A majority of justices on the Michigan Supreme Court started a policy shift in 1941 when they expressed a fear that the state would not be able to compete with other states if it did not support its major industries with taxpayer money. Florida taxpayers were, at the time, supporting state orange growers. But Michigan didn’t need to bend on principles to compete with other states: It was a national leader in economic growth during the period when the Cooley doctrine was active.
Comparative economic statistics on state economies before 1929 are rare. But economist Alex Klein at Keynes College in the United Kingdom estimated state personal income for 1880, 1890, 1900, 1910 and 1920. The U.S. Bureau of Economic Analysis has additional data for the years after 1929. The data can be used to see how Michigan’s economy compared to other states. It doesn’t cover the entire 1870–1941 period that the Cooley Doctrine was in effect, but it covers 61 years of it.
The average income in Michigan gained in relative position to other states when the state was prohibited from supporting private interests. State average income increased 382 percent from 1880 to 1941, and Michigan rose from being the state with the 21st-highest income to the state with the 12th-highest.

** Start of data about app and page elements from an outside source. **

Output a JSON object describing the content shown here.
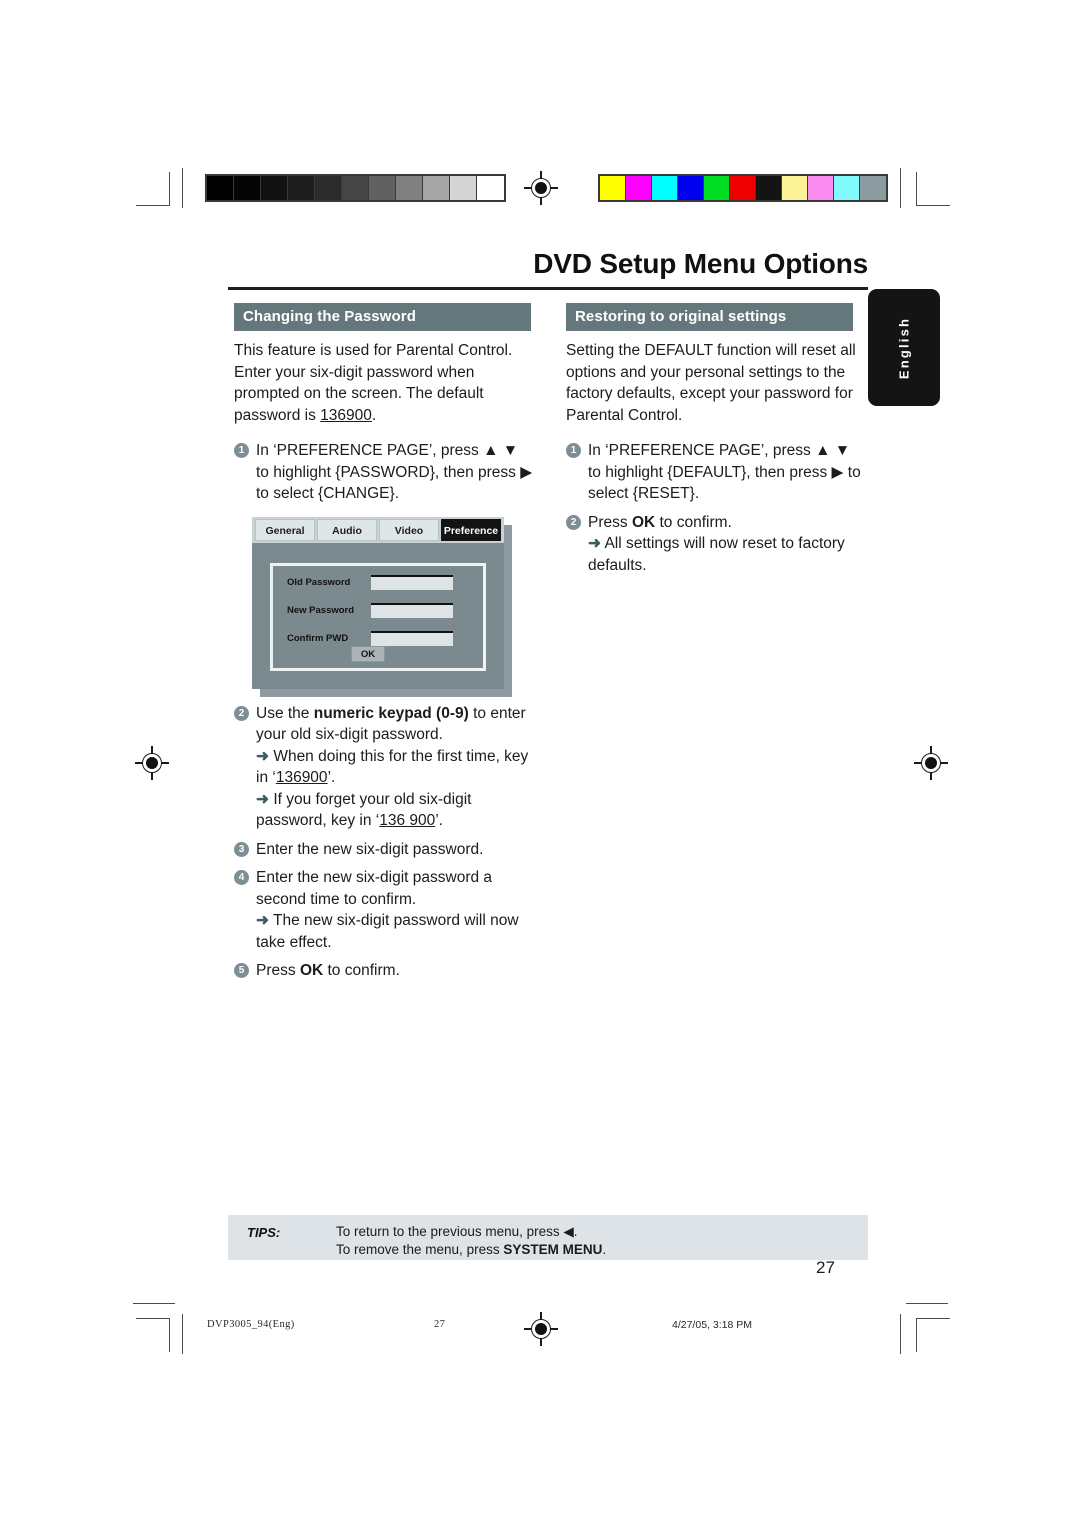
{
  "document": {
    "title": "DVD Setup Menu Options",
    "page_number": "27",
    "language_tab": "English"
  },
  "left_column": {
    "heading": "Changing the Password",
    "intro_parts": {
      "before": "This feature is used for Parental Control. Enter your six-digit password when prompted on the screen. The default password is ",
      "password": "136900",
      "after": "."
    },
    "steps": [
      {
        "num": "1",
        "text": "In ‘PREFERENCE PAGE’, press ▲ ▼ to highlight {PASSWORD}, then press ▶ to select {CHANGE}."
      },
      {
        "num": "2",
        "lead_before": "Use the ",
        "lead_bold": "numeric keypad (0-9)",
        "lead_after": " to enter your old six-digit password.",
        "notes": [
          {
            "arrow": "➜",
            "before": "When doing this for the first time, key in ‘",
            "code": "136900",
            "after": "’."
          },
          {
            "arrow": "➜",
            "before": "If you forget your old six-digit password, key in ‘",
            "code": "136 900",
            "after": "’."
          }
        ]
      },
      {
        "num": "3",
        "text": "Enter the new six-digit password."
      },
      {
        "num": "4",
        "text": "Enter the new six-digit password a second time to confirm.",
        "notes": [
          {
            "arrow": "➜",
            "before": "The new six-digit password will now take effect.",
            "code": "",
            "after": ""
          }
        ]
      },
      {
        "num": "5",
        "before": "Press ",
        "bold": "OK",
        "after": " to confirm."
      }
    ],
    "osd_screen": {
      "tabs": [
        {
          "label": "General",
          "active": false
        },
        {
          "label": "Audio",
          "active": false
        },
        {
          "label": "Video",
          "active": false
        },
        {
          "label": "Preference",
          "active": true
        }
      ],
      "fields": [
        {
          "label": "Old Password",
          "value": ""
        },
        {
          "label": "New Password",
          "value": ""
        },
        {
          "label": "Confirm PWD",
          "value": ""
        }
      ],
      "ok_button": "OK"
    }
  },
  "right_column": {
    "heading": "Restoring to original settings",
    "intro": "Setting the DEFAULT function will reset all options and your personal settings to the factory defaults, except your password for Parental Control.",
    "steps": [
      {
        "num": "1",
        "text": "In ‘PREFERENCE PAGE’, press ▲ ▼ to highlight {DEFAULT}, then press ▶ to select {RESET}."
      },
      {
        "num": "2",
        "before": "Press ",
        "bold": "OK",
        "after": " to confirm.",
        "notes": [
          {
            "arrow": "➜",
            "text": "All settings will now reset to factory defaults."
          }
        ]
      }
    ]
  },
  "tips": {
    "label": "TIPS:",
    "line1": "To return to the previous menu, press ◀.",
    "line2_before": "To remove the menu, press ",
    "line2_bold": "SYSTEM MENU",
    "line2_after": "."
  },
  "print_footer": {
    "file_name": "DVP3005_94(Eng)",
    "page": "27",
    "timestamp": "4/27/05, 3:18 PM"
  },
  "calibration": {
    "gray_patches": [
      "#000000",
      "#050505",
      "#111111",
      "#1d1d1d",
      "#2b2b2b",
      "#454545",
      "#616161",
      "#808080",
      "#a6a6a6",
      "#d5d5d5",
      "#ffffff"
    ],
    "color_patches": [
      "#ffff00",
      "#ff00ff",
      "#00ffff",
      "#0000ee",
      "#00dd22",
      "#ee0000",
      "#141414",
      "#fbf396",
      "#fb8cf0",
      "#7ffbfb",
      "#8b9ba0"
    ]
  },
  "colors": {
    "section_bar": "#64787c",
    "step_bullet": "#7d8f94",
    "tips_bg": "#dde3e6",
    "osd_bg": "#7b8a8e",
    "lang_tab_bg": "#141414"
  }
}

It wasn’t all upward, however. Michigan dropped from 21st to 29th during the recessions in the 1880s and stayed at that level until 1900. Then there were two decades of rapid growth, and Michigan increased to 15th by 1920. It continued to do well, and at the start of the Great Depression in 1929, it was even ranked 10th in the country. The depression hit Michigan hard and knocked it down to 19th, but the state recovered quicker than other states and hovered between 12th and 10th for the rest of the period before the court’s change in policy.
The most important piece of Michigan’s economic story happened during the Cooley period, which coincided with the founding and expansion of the domestic automobile industry here in Michigan. This industry took root and took off without lawmakers incentivizing it to grow; it expanded without the aid of taxpayer support
Michigan lost its lead over other states after the judiciary changed its mind on forbidding state support for private interests. It stopped outperforming other states and fell from having the 12th-highest per-capita personal income to the 14th in 1960, 15th in 1970, 18th in 1980 and 20th in 1990. Michigan has been below the national average since 1998.
The state has recovered a little bit since the end of the most recent recession, climbing from 40th in 2009 to 31st in 2017.
The trends demonstrate that people can thrive without lawmakers spending the public purse for someone’s private benefit. And the trends show that giving politicians the power to do this doesn’t give the state a competitive advantage. A state does not need to give away special favors to succeed in the modern economy.
Lawmakers should revisit this issue. There are plenty of reasons to be skeptical that lawmakers can improve the state economy by transferring resources to the people they deem to be important. And Justice Cooley’s rationale remains as relevant today as when he made it in 1871:
“Every honest employment is honorable, it is beneficial to the public; it deserves encouragement. The more successful we can make it, the more does it generally subserve the public good. But it is not the business of the State to make discriminations in favor of one class against another, or in favor of one employment against another. The State can have no favorites. Its business is to protect the industry of all, and to give all the benefit of equal laws.”
Permission to reprint this blog post in whole or in part is hereby granted, provided that the author (or authors) and the Mackinac Center for Public Policy are properly cited.
Permission to reprint any comments below is granted only for those comments written by Mackinac Center policy staff.
Get insightful commentary and the most reliable research on Michigan issues sent straight to your inbox.
The Mackinac Center for Public Policy is a nonprofit research and educational institute that advances the principles of free markets and limited government. Through our research and education programs, we challenge government overreach and advocate for a free-market approach to public policy that frees people to realize their potential and dreams.
Please consider contributing to our work to advance a freer and more prosperous state.